EXERCISE GOAL: Your copy should match the entries exactly, with the pictures left out.

AVAILABLE RECORDS: Begin

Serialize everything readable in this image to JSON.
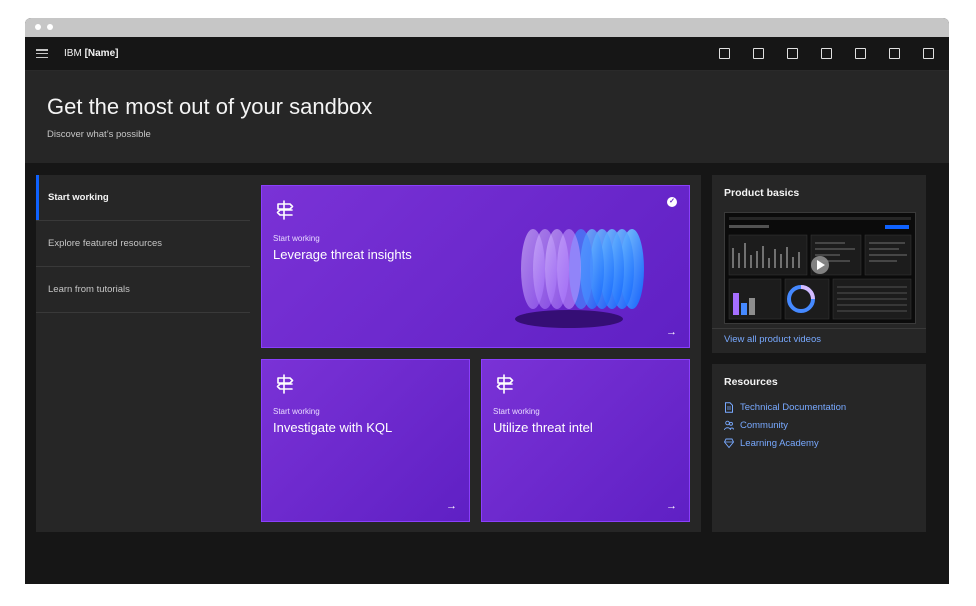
{
  "header": {
    "brand_prefix": "IBM",
    "brand_name": "[Name]",
    "action_icons": [
      "action-icon-1",
      "action-icon-2",
      "action-icon-3",
      "action-icon-4",
      "action-icon-5",
      "action-icon-6",
      "action-icon-7"
    ]
  },
  "hero": {
    "title": "Get the most out of your sandbox",
    "subtitle": "Discover what’s possible"
  },
  "nav": {
    "items": [
      {
        "label": "Start working",
        "active": true
      },
      {
        "label": "Explore featured resources",
        "active": false
      },
      {
        "label": "Learn from tutorials",
        "active": false
      }
    ]
  },
  "cards": [
    {
      "label": "Start working",
      "title": "Leverage threat insights",
      "arrow": "→"
    },
    {
      "label": "Start working",
      "title": "Investigate with KQL",
      "arrow": "→"
    },
    {
      "label": "Start working",
      "title": "Utilize threat intel",
      "arrow": "→"
    }
  ],
  "product_basics": {
    "title": "Product basics",
    "link": "View all product videos"
  },
  "resources": {
    "title": "Resources",
    "items": [
      {
        "label": "Technical Documentation",
        "icon": "document-icon"
      },
      {
        "label": "Community",
        "icon": "people-icon"
      },
      {
        "label": "Learning Academy",
        "icon": "badge-icon"
      }
    ]
  },
  "colors": {
    "accent": "#0f62fe",
    "card_purple": "#6929c4",
    "link": "#78a9ff",
    "background": "#161616"
  }
}
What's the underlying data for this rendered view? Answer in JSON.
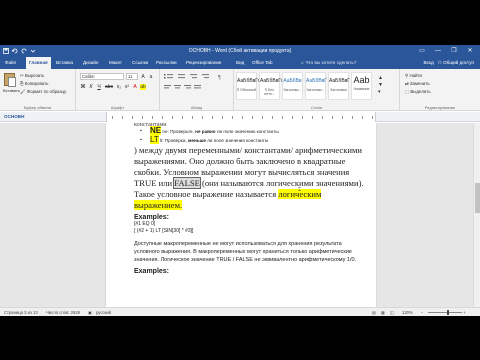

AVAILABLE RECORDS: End

REPLY TO THE EXERCISE:
Serialize everything readable in this image to JSON.
{
  "header": {
    "brand_prefix": "IBM",
    "brand_name": "[Name]",
    "action_icons": [
      "action-icon-1",
      "action-icon-2",
      "action-icon-3",
      "action-icon-4",
      "action-icon-5",
      "action-icon-6",
      "action-icon-7"
    ]
  },
  "hero": {
    "title": "Get the most out of your sandbox",
    "subtitle": "Discover what’s possible"
  },
  "nav": {
    "items": [
      {
        "label": "Start working",
        "active": true
      },
      {
        "label": "Explore featured resources",
        "active": false
      },
      {
        "label": "Learn from tutorials",
        "active": false
      }
    ]
  },
  "cards": [
    {
      "label": "Start working",
      "title": "Leverage threat insights",
      "arrow": "→"
    },
    {
      "label": "Start working",
      "title": "Investigate with KQL",
      "arrow": "→"
    },
    {
      "label": "Start working",
      "title": "Utilize threat intel",
      "arrow": "→"
    }
  ],
  "product_basics": {
    "title": "Product basics",
    "link": "View all product videos"
  },
  "resources": {
    "title": "Resources",
    "items": [
      {
        "label": "Technical Documentation",
        "icon": "document-icon"
      },
      {
        "label": "Community",
        "icon": "people-icon"
      },
      {
        "label": "Learning Academy",
        "icon": "badge-icon"
      }
    ]
  },
  "colors": {
    "accent": "#0f62fe",
    "card_purple": "#6929c4",
    "link": "#78a9ff",
    "background": "#161616"
  }
}
What's the underlying data for this rendered view? Answer in JSON.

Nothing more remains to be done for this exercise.